I'm working on a SPA where we solve:

$\max_{\beta \ge 0} Pr\{Winning\}[v - \mathbb{E}(b^{[2]} \ | \ b^{[2]} \le \beta)]$

We assume all beliefs on bids are independently and identically distributed on $[0,1]$ given by CDF $F(b)$.

$b^{[2]}$ denotes the second highest bid.

I've found $Pr\{Winning\} = Pr\{\beta \ge b_1, \ldots , b_n\} = F(b)^N$

In my lecture notes we are given:

$\mathbb{E}(b^{[2]} \ | \ b^{[2]} \le \beta) = \frac{1}{Pr(b^{[2]} \le beta)} \int_0^{\beta} bdF(b)^N$

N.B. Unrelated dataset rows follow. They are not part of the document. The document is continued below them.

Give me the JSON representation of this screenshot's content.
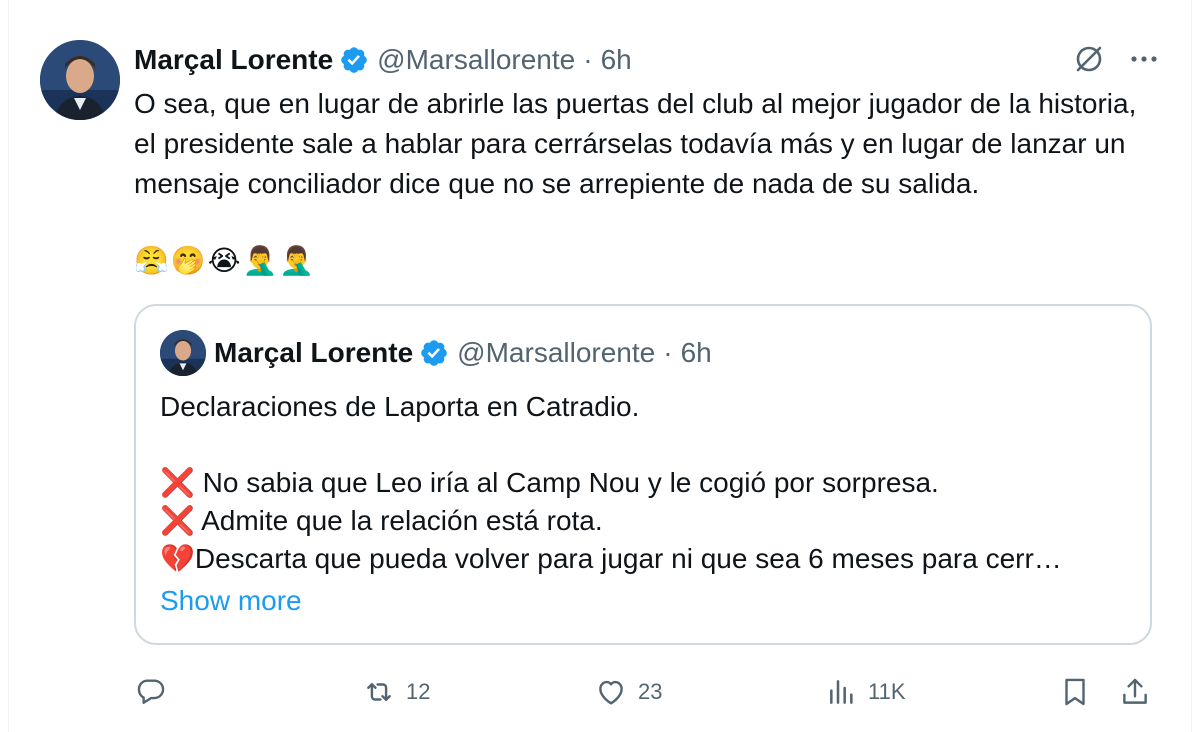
{
  "tweet": {
    "author_name": "Marçal Lorente",
    "handle": "@Marsallorente",
    "separator": "·",
    "time": "6h",
    "text": "O sea, que en lugar de abrirle las puertas del club al mejor jugador de la historia, el presidente sale a hablar para cerrárselas todavía más y en lugar de lanzar un mensaje conciliador dice que no se arrepiente de nada de su salida.",
    "emojis": "😤🤭😭🤦‍♂️🤦‍♂️",
    "grok_icon": "slash-circle-icon",
    "more_icon": "more-dots-icon"
  },
  "quote": {
    "author_name": "Marçal Lorente",
    "handle": "@Marsallorente",
    "separator": "·",
    "time": "6h",
    "line1": "Declaraciones de Laporta en Catradio.",
    "line2": "❌ No sabia que Leo iría al Camp Nou y le cogió por sorpresa.",
    "line3": "❌ Admite que la relación está rota.",
    "line4": "💔Descarta que pueda volver para jugar ni que sea 6 meses para cerr…",
    "show_more": "Show more"
  },
  "actions": {
    "reply_count": "",
    "retweet_count": "12",
    "like_count": "23",
    "views_count": "11K"
  },
  "colors": {
    "verified": "#1d9bf0",
    "link": "#1d9bf0",
    "muted": "#536471",
    "border": "#cfd9de"
  }
}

I'm assuming this comes from $P(A|B) = \frac{P(A \cap B)}{P(B)} $, but can't quite figure it out. Especially the $F(b)^N$ in the integral.

  • $\begingroup$ Not sure I understand you right, but I think you may be confusing conditional probability with conditional expectation? $\endgroup$
    – BCLC
    Jul 16, 2015 at 18:42
  • $\begingroup$ Also I think dF(x) where F is a cdf just means f(x)dx. Perhaps $dF(b)^N$ means $Nf(b)^{N-1}db$? $\endgroup$
    – BCLC
    Jul 16, 2015 at 18:44
  • 1
    $\begingroup$ @BCLC This is the case when f(x) exists. I get when trying to find the expectation of the second highest bid we only need to integrate from $[0,\beta]$ because it obviously is not higher than the first best bid, $\beta$. My main concern is why we use $F(b)^N$ which is the probability of $b \ge x \ s.t. $ x respresents all bids (there are N players). Shouldn't it instead by $F(b)^{N-1}$? $\endgroup$ Jul 16, 2015 at 19:01

2 Answers 2


There are $N+1$ bidders. So we only care about the second highest bid. That's the same as finding the highest bid amongst the remaining $N$ bidders. The expected second highest bid is given by:

$$b \cdot Pr[b] \cdot Pr[b \geq b_{-i}] = b \cdot f(b) \cdot F(b)^{N-1} = b \cdot dF(b)^{N}$$

As expected value is an average, we divide out by the probability that $b \leq \beta$, which is $F(\beta)$.

Thus, we have:

$$\mathbb{E}[b^{[2]} | b^{[2]} \leq \beta] = \dfrac{1}{F(\beta)}\int_{0}^{\beta} bdF(b)^{N}$$


Given that $b_i$s are independently and identically distributed on $[0,1]$ with CDF $F$ and PDF $f$, and $b^{[2]}$ denotes the second highest bid, we want to find $\mathbb{E}(b^{[2]}|b^{[2]}\leq \beta)$. To do so, we'll first find the distribution of $b^{[2]}$.

$$\Pr(b^{[2]}\leq x) = N[1-F(x)][F(x)]^{N-1} + [F(x)]^{N}= N[F(x)]^{N-1} - (N-1)[F(x)]^{N}$$ where $N$ denotes the number of bidders. So the density of $b^{[2]}$ is $$N(N-1)\left(1 - F(x)\right)[F(x)]^{N-2}f(x)$$ Consequently, the conditional density of $b^{[2]}$ at $x\in [0, \beta]$ given that $b^{[2]}\leq \beta$ is $$\dfrac{N(N-1)\left(1 - F(x)\right)[F(x)]^{N-2}f(x)}{\Pr(b^{[2]}\leq \beta)} $$ Therefore, $$\mathbb{E}(b^{[2]}|b^{[2]}\leq \beta) = \displaystyle\frac{1}{\Pr(b^{[2]}\leq \beta)}\int_0^\beta xN(N-1)\left(1 - F(x)\right)[F(x)]^{N-2}f(x)dx$$


Your Answer

By clicking “Post Your Answer”, you agree to our terms of service and acknowledge you have read our privacy policy.

Not the answer you're looking for? Browse other questions tagged or ask your own question.